[[ Working data, beginning ]]

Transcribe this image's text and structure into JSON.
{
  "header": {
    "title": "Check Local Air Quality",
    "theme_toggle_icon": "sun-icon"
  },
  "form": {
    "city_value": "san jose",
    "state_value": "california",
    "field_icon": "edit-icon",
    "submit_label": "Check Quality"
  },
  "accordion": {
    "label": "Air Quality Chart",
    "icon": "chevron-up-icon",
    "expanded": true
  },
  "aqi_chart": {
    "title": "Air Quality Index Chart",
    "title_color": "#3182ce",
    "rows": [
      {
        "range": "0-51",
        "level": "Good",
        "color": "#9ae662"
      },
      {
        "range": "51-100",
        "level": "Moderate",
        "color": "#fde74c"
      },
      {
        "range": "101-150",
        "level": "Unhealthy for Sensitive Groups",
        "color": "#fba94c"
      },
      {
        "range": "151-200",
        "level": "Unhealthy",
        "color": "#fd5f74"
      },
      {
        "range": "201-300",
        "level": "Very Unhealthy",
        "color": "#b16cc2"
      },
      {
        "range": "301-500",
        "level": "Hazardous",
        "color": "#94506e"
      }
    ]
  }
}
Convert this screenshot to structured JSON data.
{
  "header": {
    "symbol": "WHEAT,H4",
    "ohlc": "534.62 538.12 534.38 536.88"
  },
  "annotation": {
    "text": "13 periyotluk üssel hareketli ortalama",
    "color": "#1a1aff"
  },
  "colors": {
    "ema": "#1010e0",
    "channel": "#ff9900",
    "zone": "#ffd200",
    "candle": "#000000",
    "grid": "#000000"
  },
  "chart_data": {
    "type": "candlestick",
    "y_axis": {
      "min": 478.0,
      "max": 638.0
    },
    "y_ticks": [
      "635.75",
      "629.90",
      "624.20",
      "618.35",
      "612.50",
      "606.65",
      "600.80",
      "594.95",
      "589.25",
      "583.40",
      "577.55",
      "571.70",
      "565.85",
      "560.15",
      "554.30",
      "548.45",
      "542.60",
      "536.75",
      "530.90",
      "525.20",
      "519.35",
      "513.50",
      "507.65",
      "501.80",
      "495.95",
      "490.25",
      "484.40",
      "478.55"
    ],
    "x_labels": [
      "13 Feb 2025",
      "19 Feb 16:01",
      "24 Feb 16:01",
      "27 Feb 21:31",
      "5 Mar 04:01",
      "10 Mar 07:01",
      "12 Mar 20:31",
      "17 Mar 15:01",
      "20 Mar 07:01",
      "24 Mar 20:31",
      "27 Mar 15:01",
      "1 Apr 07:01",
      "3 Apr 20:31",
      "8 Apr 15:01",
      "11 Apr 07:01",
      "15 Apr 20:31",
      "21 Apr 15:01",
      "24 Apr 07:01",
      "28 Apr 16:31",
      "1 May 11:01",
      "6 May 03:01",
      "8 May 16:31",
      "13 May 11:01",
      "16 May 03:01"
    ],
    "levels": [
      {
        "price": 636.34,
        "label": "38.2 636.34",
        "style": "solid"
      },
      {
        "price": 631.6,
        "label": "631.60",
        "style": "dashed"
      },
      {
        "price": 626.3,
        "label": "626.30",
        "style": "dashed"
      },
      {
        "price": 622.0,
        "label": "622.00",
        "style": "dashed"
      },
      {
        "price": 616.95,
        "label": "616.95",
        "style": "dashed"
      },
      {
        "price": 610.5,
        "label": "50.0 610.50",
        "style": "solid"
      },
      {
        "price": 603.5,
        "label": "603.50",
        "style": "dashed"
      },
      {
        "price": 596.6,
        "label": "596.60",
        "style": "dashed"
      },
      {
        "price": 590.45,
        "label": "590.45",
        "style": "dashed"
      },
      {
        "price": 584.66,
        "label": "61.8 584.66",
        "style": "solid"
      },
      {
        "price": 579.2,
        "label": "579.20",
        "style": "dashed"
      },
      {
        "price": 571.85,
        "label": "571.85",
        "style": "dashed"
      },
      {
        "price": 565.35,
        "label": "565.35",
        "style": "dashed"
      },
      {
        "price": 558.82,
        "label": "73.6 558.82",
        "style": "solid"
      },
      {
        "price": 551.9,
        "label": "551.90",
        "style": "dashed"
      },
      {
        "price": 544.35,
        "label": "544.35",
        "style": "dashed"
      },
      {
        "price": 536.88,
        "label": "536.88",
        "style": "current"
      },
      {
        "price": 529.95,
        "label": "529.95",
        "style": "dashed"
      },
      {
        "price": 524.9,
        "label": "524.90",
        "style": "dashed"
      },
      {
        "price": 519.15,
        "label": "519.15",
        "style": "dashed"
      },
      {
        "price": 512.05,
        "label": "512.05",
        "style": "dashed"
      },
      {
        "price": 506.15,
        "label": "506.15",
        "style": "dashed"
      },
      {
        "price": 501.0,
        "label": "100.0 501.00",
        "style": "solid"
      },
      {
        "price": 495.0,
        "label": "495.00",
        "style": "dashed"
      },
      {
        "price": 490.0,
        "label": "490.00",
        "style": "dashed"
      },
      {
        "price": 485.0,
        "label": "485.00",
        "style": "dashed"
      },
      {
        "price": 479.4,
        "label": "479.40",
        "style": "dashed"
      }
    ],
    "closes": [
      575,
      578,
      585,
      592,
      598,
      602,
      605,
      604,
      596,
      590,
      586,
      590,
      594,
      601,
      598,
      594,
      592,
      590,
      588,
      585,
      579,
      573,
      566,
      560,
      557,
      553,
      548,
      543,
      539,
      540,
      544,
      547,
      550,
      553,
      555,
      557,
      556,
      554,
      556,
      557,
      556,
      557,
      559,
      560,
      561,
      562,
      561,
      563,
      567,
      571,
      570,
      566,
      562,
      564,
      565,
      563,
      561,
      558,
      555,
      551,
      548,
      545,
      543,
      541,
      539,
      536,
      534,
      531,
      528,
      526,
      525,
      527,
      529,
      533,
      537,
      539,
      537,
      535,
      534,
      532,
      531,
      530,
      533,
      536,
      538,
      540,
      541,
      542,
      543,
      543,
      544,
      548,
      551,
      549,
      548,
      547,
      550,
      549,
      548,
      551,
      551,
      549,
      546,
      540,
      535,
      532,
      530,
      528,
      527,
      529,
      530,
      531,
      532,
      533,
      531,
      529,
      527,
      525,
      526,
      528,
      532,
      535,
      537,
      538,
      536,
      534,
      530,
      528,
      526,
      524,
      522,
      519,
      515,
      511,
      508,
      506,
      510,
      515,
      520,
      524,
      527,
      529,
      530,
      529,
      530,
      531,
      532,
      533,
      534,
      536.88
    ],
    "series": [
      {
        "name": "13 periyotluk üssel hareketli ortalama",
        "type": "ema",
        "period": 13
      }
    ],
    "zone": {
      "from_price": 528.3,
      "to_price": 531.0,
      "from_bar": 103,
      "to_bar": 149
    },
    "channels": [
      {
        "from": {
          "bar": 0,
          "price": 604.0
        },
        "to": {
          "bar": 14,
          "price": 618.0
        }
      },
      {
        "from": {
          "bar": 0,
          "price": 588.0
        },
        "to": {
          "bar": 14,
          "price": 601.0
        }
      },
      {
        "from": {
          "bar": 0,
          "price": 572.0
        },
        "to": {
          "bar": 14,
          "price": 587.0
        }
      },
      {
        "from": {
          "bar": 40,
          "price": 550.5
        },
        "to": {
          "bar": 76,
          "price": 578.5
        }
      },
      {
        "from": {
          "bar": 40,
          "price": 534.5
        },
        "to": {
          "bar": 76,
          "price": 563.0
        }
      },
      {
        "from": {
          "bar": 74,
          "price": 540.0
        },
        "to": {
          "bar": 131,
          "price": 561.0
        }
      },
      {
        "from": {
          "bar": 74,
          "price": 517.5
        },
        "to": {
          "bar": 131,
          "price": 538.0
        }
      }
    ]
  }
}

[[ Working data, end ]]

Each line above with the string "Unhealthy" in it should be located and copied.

> Reply to the exercise:
        "level": "Unhealthy for Sensitive Groups",
        "level": "Unhealthy",
        "level": "Very Unhealthy",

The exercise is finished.